### PROBLEM DETAILS:
Nothing in the data should be left out or altered when it is retyped.

### SOURCE MATERIAL:
-- Opening Marker --

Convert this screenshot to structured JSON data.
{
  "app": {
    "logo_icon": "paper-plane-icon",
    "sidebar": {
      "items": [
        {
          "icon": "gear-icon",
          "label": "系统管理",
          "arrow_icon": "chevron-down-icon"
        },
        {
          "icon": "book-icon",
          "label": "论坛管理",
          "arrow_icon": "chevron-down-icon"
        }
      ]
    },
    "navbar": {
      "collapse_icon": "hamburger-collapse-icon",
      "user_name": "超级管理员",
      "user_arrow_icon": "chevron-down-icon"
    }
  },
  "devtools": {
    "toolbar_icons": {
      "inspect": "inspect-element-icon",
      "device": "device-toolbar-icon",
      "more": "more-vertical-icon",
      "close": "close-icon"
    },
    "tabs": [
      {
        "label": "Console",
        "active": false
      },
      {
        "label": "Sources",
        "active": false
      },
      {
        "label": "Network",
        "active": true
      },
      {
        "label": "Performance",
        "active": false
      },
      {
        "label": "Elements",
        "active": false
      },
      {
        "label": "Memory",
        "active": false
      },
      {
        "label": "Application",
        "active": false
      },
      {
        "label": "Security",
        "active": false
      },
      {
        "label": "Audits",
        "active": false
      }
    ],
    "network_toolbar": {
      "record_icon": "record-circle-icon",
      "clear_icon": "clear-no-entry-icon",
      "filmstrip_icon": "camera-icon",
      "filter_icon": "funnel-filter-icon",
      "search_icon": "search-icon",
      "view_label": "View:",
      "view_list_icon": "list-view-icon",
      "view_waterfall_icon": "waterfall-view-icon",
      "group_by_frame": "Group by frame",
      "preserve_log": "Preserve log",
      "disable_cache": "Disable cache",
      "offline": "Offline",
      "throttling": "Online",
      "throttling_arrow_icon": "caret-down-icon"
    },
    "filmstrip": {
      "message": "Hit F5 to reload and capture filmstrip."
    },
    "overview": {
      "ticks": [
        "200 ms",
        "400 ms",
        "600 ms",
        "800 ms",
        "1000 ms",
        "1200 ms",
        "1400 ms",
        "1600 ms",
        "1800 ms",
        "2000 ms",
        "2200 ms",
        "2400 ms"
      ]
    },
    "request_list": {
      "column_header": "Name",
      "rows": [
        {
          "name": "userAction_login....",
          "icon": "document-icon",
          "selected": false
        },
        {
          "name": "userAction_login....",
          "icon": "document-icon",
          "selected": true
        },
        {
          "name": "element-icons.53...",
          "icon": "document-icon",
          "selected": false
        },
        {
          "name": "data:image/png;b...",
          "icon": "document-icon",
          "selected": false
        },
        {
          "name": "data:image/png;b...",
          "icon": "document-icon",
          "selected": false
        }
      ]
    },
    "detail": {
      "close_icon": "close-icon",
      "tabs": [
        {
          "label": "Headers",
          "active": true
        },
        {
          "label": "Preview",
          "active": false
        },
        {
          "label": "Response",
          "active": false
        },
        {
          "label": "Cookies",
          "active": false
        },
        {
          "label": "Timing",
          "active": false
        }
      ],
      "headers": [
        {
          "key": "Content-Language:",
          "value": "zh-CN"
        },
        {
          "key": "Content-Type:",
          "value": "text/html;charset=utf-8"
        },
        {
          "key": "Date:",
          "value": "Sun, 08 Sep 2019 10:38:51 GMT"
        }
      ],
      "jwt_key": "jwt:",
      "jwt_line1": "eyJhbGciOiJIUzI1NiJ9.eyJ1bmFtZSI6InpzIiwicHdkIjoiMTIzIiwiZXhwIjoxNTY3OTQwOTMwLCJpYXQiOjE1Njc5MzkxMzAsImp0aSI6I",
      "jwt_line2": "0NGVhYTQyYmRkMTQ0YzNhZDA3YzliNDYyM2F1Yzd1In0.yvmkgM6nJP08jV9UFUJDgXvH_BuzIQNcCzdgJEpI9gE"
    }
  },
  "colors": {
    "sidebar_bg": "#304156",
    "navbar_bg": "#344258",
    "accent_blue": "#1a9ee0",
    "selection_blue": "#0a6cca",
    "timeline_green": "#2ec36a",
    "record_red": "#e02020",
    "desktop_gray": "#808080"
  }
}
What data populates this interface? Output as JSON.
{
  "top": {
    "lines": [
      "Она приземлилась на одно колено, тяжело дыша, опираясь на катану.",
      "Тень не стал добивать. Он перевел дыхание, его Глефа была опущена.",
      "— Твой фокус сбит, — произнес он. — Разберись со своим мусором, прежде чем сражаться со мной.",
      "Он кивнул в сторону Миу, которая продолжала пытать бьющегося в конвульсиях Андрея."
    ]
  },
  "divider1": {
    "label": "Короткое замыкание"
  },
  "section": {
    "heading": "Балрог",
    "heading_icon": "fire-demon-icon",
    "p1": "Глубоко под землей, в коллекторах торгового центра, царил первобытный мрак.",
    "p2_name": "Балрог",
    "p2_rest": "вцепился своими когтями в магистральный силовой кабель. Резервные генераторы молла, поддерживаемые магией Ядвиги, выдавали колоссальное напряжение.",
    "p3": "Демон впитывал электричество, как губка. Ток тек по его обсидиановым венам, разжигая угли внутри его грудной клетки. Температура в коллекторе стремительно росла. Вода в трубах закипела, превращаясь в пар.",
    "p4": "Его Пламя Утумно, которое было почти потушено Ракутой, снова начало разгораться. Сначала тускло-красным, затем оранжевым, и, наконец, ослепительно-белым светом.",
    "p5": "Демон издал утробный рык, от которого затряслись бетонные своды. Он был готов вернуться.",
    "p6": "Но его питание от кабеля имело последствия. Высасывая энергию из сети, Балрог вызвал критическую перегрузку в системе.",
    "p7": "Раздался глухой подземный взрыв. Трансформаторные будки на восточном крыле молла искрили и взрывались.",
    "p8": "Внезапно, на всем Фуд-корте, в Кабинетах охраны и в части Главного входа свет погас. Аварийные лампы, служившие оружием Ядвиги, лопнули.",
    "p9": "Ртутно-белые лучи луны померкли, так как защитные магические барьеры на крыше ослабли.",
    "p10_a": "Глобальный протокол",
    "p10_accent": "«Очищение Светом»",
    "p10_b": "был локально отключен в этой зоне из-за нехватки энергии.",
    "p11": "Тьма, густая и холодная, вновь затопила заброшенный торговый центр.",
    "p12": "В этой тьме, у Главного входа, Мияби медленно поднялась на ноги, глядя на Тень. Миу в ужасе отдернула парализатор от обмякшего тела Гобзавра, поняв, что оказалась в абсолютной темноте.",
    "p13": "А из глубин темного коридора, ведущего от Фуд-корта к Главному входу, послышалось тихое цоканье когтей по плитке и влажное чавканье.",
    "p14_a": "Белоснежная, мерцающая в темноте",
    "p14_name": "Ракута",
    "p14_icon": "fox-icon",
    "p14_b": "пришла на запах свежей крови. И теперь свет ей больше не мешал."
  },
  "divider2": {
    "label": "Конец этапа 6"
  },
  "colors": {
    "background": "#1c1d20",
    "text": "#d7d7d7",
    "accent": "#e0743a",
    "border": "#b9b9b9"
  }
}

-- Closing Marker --

### RESULT BELOW:
Convert this screenshot to structured JSON data.
{
  "app": {
    "logo_icon": "paper-plane-icon",
    "sidebar": {
      "items": [
        {
          "icon": "gear-icon",
          "label": "系统管理",
          "arrow_icon": "chevron-down-icon"
        },
        {
          "icon": "book-icon",
          "label": "论坛管理",
          "arrow_icon": "chevron-down-icon"
        }
      ]
    },
    "navbar": {
      "collapse_icon": "hamburger-collapse-icon",
      "user_name": "超级管理员",
      "user_arrow_icon": "chevron-down-icon"
    }
  },
  "devtools": {
    "toolbar_icons": {
      "inspect": "inspect-element-icon",
      "device": "device-toolbar-icon",
      "more": "more-vertical-icon",
      "close": "close-icon"
    },
    "tabs": [
      {
        "label": "Console",
        "active": false
      },
      {
        "label": "Sources",
        "active": false
      },
      {
        "label": "Network",
        "active": true
      },
      {
        "label": "Performance",
        "active": false
      },
      {
        "label": "Elements",
        "active": false
      },
      {
        "label": "Memory",
        "active": false
      },
      {
        "label": "Application",
        "active": false
      },
      {
        "label": "Security",
        "active": false
      },
      {
        "label": "Audits",
        "active": false
      }
    ],
    "network_toolbar": {
      "record_icon": "record-circle-icon",
      "clear_icon": "clear-no-entry-icon",
      "filmstrip_icon": "camera-icon",
      "filter_icon": "funnel-filter-icon",
      "search_icon": "search-icon",
      "view_label": "View:",
      "view_list_icon": "list-view-icon",
      "view_waterfall_icon": "waterfall-view-icon",
      "group_by_frame": "Group by frame",
      "preserve_log": "Preserve log",
      "disable_cache": "Disable cache",
      "offline": "Offline",
      "throttling": "Online",
      "throttling_arrow_icon": "caret-down-icon"
    },
    "filmstrip": {
      "message": "Hit F5 to reload and capture filmstrip."
    },
    "overview": {
      "ticks": [
        "200 ms",
        "400 ms",
        "600 ms",
        "800 ms",
        "1000 ms",
        "1200 ms",
        "1400 ms",
        "1600 ms",
        "1800 ms",
        "2000 ms",
        "2200 ms",
        "2400 ms"
      ]
    },
    "request_list": {
      "column_header": "Name",
      "rows": [
        {
          "name": "userAction_login....",
          "icon": "document-icon",
          "selected": false
        },
        {
          "name": "userAction_login....",
          "icon": "document-icon",
          "selected": true
        },
        {
          "name": "element-icons.53...",
          "icon": "document-icon",
          "selected": false
        },
        {
          "name": "data:image/png;b...",
          "icon": "document-icon",
          "selected": false
        },
        {
          "name": "data:image/png;b...",
          "icon": "document-icon",
          "selected": false
        }
      ]
    },
    "detail": {
      "close_icon": "close-icon",
      "tabs": [
        {
          "label": "Headers",
          "active": true
        },
        {
          "label": "Preview",
          "active": false
        },
        {
          "label": "Response",
          "active": false
        },
        {
          "label": "Cookies",
          "active": false
        },
        {
          "label": "Timing",
          "active": false
        }
      ],
      "headers": [
        {
          "key": "Content-Language:",
          "value": "zh-CN"
        },
        {
          "key": "Content-Type:",
          "value": "text/html;charset=utf-8"
        },
        {
          "key": "Date:",
          "value": "Sun, 08 Sep 2019 10:38:51 GMT"
        }
      ],
      "jwt_key": "jwt:",
      "jwt_line1": "eyJhbGciOiJIUzI1NiJ9.eyJ1bmFtZSI6InpzIiwicHdkIjoiMTIzIiwiZXhwIjoxNTY3OTQwOTMwLCJpYXQiOjE1Njc5MzkxMzAsImp0aSI6I",
      "jwt_line2": "0NGVhYTQyYmRkMTQ0YzNhZDA3YzliNDYyM2F1Yzd1In0.yvmkgM6nJP08jV9UFUJDgXvH_BuzIQNcCzdgJEpI9gE"
    }
  },
  "colors": {
    "sidebar_bg": "#304156",
    "navbar_bg": "#344258",
    "accent_blue": "#1a9ee0",
    "selection_blue": "#0a6cca",
    "timeline_green": "#2ec36a",
    "record_red": "#e02020",
    "desktop_gray": "#808080"
  }
}
What data populates this interface? Output as JSON.
{
  "top": {
    "lines": [
      "Она приземлилась на одно колено, тяжело дыша, опираясь на катану.",
      "Тень не стал добивать. Он перевел дыхание, его Глефа была опущена.",
      "— Твой фокус сбит, — произнес он. — Разберись со своим мусором, прежде чем сражаться со мной.",
      "Он кивнул в сторону Миу, которая продолжала пытать бьющегося в конвульсиях Андрея."
    ]
  },
  "divider1": {
    "label": "Короткое замыкание"
  },
  "section": {
    "heading": "Балрог",
    "heading_icon": "fire-demon-icon",
    "p1": "Глубоко под землей, в коллекторах торгового центра, царил первобытный мрак.",
    "p2_name": "Балрог",
    "p2_rest": "вцепился своими когтями в магистральный силовой кабель. Резервные генераторы молла, поддерживаемые магией Ядвиги, выдавали колоссальное напряжение.",
    "p3": "Демон впитывал электричество, как губка. Ток тек по его обсидиановым венам, разжигая угли внутри его грудной клетки. Температура в коллекторе стремительно росла. Вода в трубах закипела, превращаясь в пар.",
    "p4": "Его Пламя Утумно, которое было почти потушено Ракутой, снова начало разгораться. Сначала тускло-красным, затем оранжевым, и, наконец, ослепительно-белым светом.",
    "p5": "Демон издал утробный рык, от которого затряслись бетонные своды. Он был готов вернуться.",
    "p6": "Но его питание от кабеля имело последствия. Высасывая энергию из сети, Балрог вызвал критическую перегрузку в системе.",
    "p7": "Раздался глухой подземный взрыв. Трансформаторные будки на восточном крыле молла искрили и взрывались.",
    "p8": "Внезапно, на всем Фуд-корте, в Кабинетах охраны и в части Главного входа свет погас. Аварийные лампы, служившие оружием Ядвиги, лопнули.",
    "p9": "Ртутно-белые лучи луны померкли, так как защитные магические барьеры на крыше ослабли.",
    "p10_a": "Глобальный протокол",
    "p10_accent": "«Очищение Светом»",
    "p10_b": "был локально отключен в этой зоне из-за нехватки энергии.",
    "p11": "Тьма, густая и холодная, вновь затопила заброшенный торговый центр.",
    "p12": "В этой тьме, у Главного входа, Мияби медленно поднялась на ноги, глядя на Тень. Миу в ужасе отдернула парализатор от обмякшего тела Гобзавра, поняв, что оказалась в абсолютной темноте.",
    "p13": "А из глубин темного коридора, ведущего от Фуд-корта к Главному входу, послышалось тихое цоканье когтей по плитке и влажное чавканье.",
    "p14_a": "Белоснежная, мерцающая в темноте",
    "p14_name": "Ракута",
    "p14_icon": "fox-icon",
    "p14_b": "пришла на запах свежей крови. И теперь свет ей больше не мешал."
  },
  "divider2": {
    "label": "Конец этапа 6"
  },
  "colors": {
    "background": "#1c1d20",
    "text": "#d7d7d7",
    "accent": "#e0743a",
    "border": "#b9b9b9"
  }
}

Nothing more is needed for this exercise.